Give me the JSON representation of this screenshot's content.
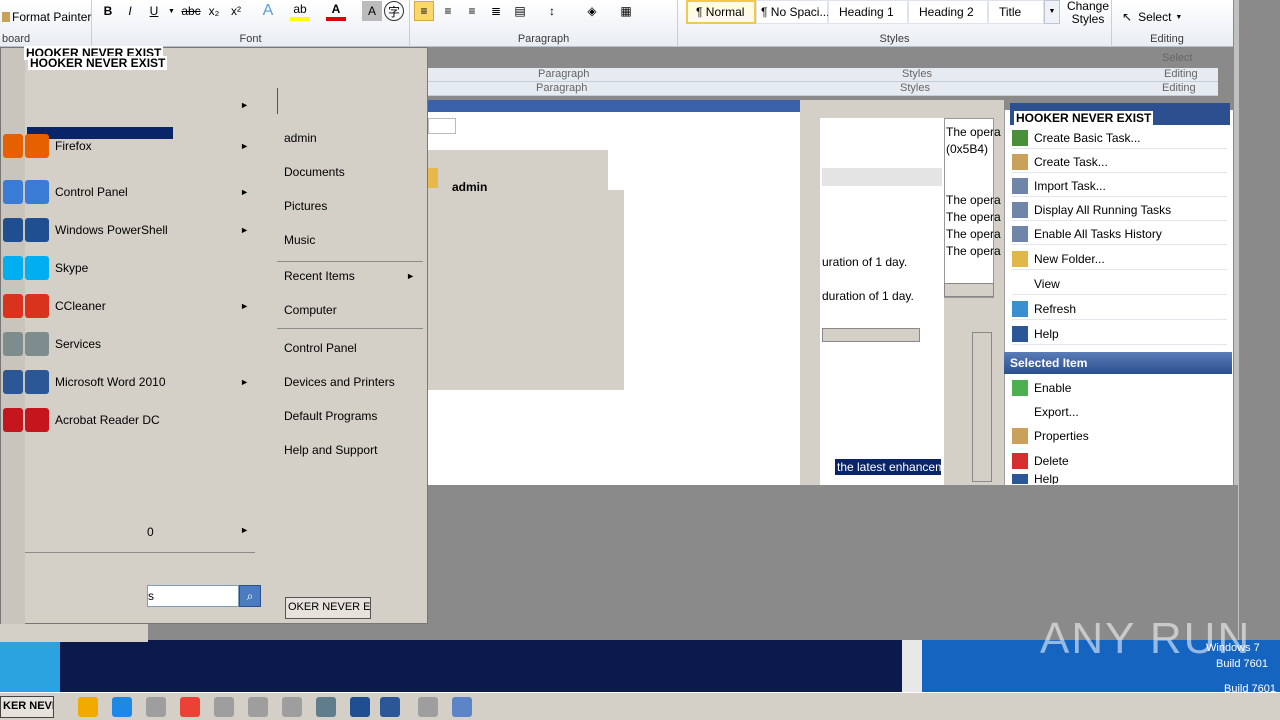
{
  "ribbon": {
    "format_painter": "Format Painter",
    "clipboard_label": "board",
    "font_label": "Font",
    "paragraph_label": "Paragraph",
    "styles_label": "Styles",
    "editing_label": "Editing",
    "bold": "B",
    "italic": "I",
    "underline": "U",
    "strike": "abc",
    "subscript": "x₂",
    "superscript": "x²",
    "styles": [
      "¶ Normal",
      "¶ No Spaci...",
      "Heading 1",
      "Heading 2",
      "Title"
    ],
    "change_styles": "Change Styles",
    "select": "Select",
    "ghost_paragraph": "Paragraph",
    "ghost_styles": "Styles",
    "ghost_editing": "Editing",
    "ghost_select": "Select"
  },
  "banner": {
    "line1": "HOOKER NEVER EXIST",
    "line2": "HOOKER NEVER EXIST"
  },
  "start_menu": {
    "programs": [
      {
        "label": "Firefox",
        "arrow": true,
        "color": "#e66000"
      },
      {
        "label": "Control Panel",
        "arrow": true,
        "color": "#3a7bd5"
      },
      {
        "label": "Windows PowerShell",
        "arrow": true,
        "color": "#1f4f91"
      },
      {
        "label": "Skype",
        "arrow": false,
        "color": "#00aff0"
      },
      {
        "label": "CCleaner",
        "arrow": true,
        "color": "#d9331e"
      },
      {
        "label": "Services",
        "arrow": false,
        "color": "#7f8c8d"
      },
      {
        "label": "Microsoft Word 2010",
        "arrow": true,
        "color": "#2b5797"
      },
      {
        "label": "Acrobat Reader DC",
        "arrow": false,
        "color": "#c4161c"
      }
    ],
    "all_programs_tail": "0",
    "search_tail": "s",
    "right_items": [
      "admin",
      "Documents",
      "Pictures",
      "Music",
      "Recent Items",
      "Computer",
      "Control Panel",
      "Devices and Printers",
      "Default Programs",
      "Help and Support"
    ],
    "shutdown_label": "OKER NEVER EXIS"
  },
  "explorer": {
    "user": "admin"
  },
  "history": {
    "op1": "The opera",
    "code": "(0x5B4)",
    "op_rows": [
      "The opera",
      "The opera",
      "The opera",
      "The opera"
    ],
    "duration1": "uration of 1 day.",
    "duration2": "duration of 1 day.",
    "highlight": "the latest enhancem"
  },
  "actions": {
    "header_line": "HOOKER NEVER EXIST",
    "items": [
      "Create Basic Task...",
      "Create Task...",
      "Import Task...",
      "Display All Running Tasks",
      "Enable All Tasks History",
      "New Folder...",
      "View",
      "Refresh",
      "Help"
    ],
    "selected_header": "Selected Item",
    "selected_items": [
      "Enable",
      "Export...",
      "Properties",
      "Delete",
      "Help"
    ]
  },
  "watermark": {
    "text": "ANY RUN"
  },
  "os": {
    "line1": "Windows 7",
    "line2": "Build 7601",
    "line3": "Build 7601"
  },
  "taskbar": {
    "start_label": "KER NEVE"
  }
}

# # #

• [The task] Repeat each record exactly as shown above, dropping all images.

• [Answer box]
Give me the JSON representation of this screenshot's content.
{
  "ribbon": {
    "format_painter": "Format Painter",
    "clipboard_label": "board",
    "font_label": "Font",
    "paragraph_label": "Paragraph",
    "styles_label": "Styles",
    "editing_label": "Editing",
    "bold": "B",
    "italic": "I",
    "underline": "U",
    "strike": "abc",
    "subscript": "x₂",
    "superscript": "x²",
    "styles": [
      "¶ Normal",
      "¶ No Spaci...",
      "Heading 1",
      "Heading 2",
      "Title"
    ],
    "change_styles": "Change Styles",
    "select": "Select",
    "ghost_paragraph": "Paragraph",
    "ghost_styles": "Styles",
    "ghost_editing": "Editing",
    "ghost_select": "Select"
  },
  "banner": {
    "line1": "HOOKER NEVER EXIST",
    "line2": "HOOKER NEVER EXIST"
  },
  "start_menu": {
    "programs": [
      {
        "label": "Firefox",
        "arrow": true,
        "color": "#e66000"
      },
      {
        "label": "Control Panel",
        "arrow": true,
        "color": "#3a7bd5"
      },
      {
        "label": "Windows PowerShell",
        "arrow": true,
        "color": "#1f4f91"
      },
      {
        "label": "Skype",
        "arrow": false,
        "color": "#00aff0"
      },
      {
        "label": "CCleaner",
        "arrow": true,
        "color": "#d9331e"
      },
      {
        "label": "Services",
        "arrow": false,
        "color": "#7f8c8d"
      },
      {
        "label": "Microsoft Word 2010",
        "arrow": true,
        "color": "#2b5797"
      },
      {
        "label": "Acrobat Reader DC",
        "arrow": false,
        "color": "#c4161c"
      }
    ],
    "all_programs_tail": "0",
    "search_tail": "s",
    "right_items": [
      "admin",
      "Documents",
      "Pictures",
      "Music",
      "Recent Items",
      "Computer",
      "Control Panel",
      "Devices and Printers",
      "Default Programs",
      "Help and Support"
    ],
    "shutdown_label": "OKER NEVER EXIS"
  },
  "explorer": {
    "user": "admin"
  },
  "history": {
    "op1": "The opera",
    "code": "(0x5B4)",
    "op_rows": [
      "The opera",
      "The opera",
      "The opera",
      "The opera"
    ],
    "duration1": "uration of 1 day.",
    "duration2": "duration of 1 day.",
    "highlight": "the latest enhancem"
  },
  "actions": {
    "header_line": "HOOKER NEVER EXIST",
    "items": [
      "Create Basic Task...",
      "Create Task...",
      "Import Task...",
      "Display All Running Tasks",
      "Enable All Tasks History",
      "New Folder...",
      "View",
      "Refresh",
      "Help"
    ],
    "selected_header": "Selected Item",
    "selected_items": [
      "Enable",
      "Export...",
      "Properties",
      "Delete",
      "Help"
    ]
  },
  "watermark": {
    "text": "ANY RUN"
  },
  "os": {
    "line1": "Windows 7",
    "line2": "Build 7601",
    "line3": "Build 7601"
  },
  "taskbar": {
    "start_label": "KER NEVE"
  }
}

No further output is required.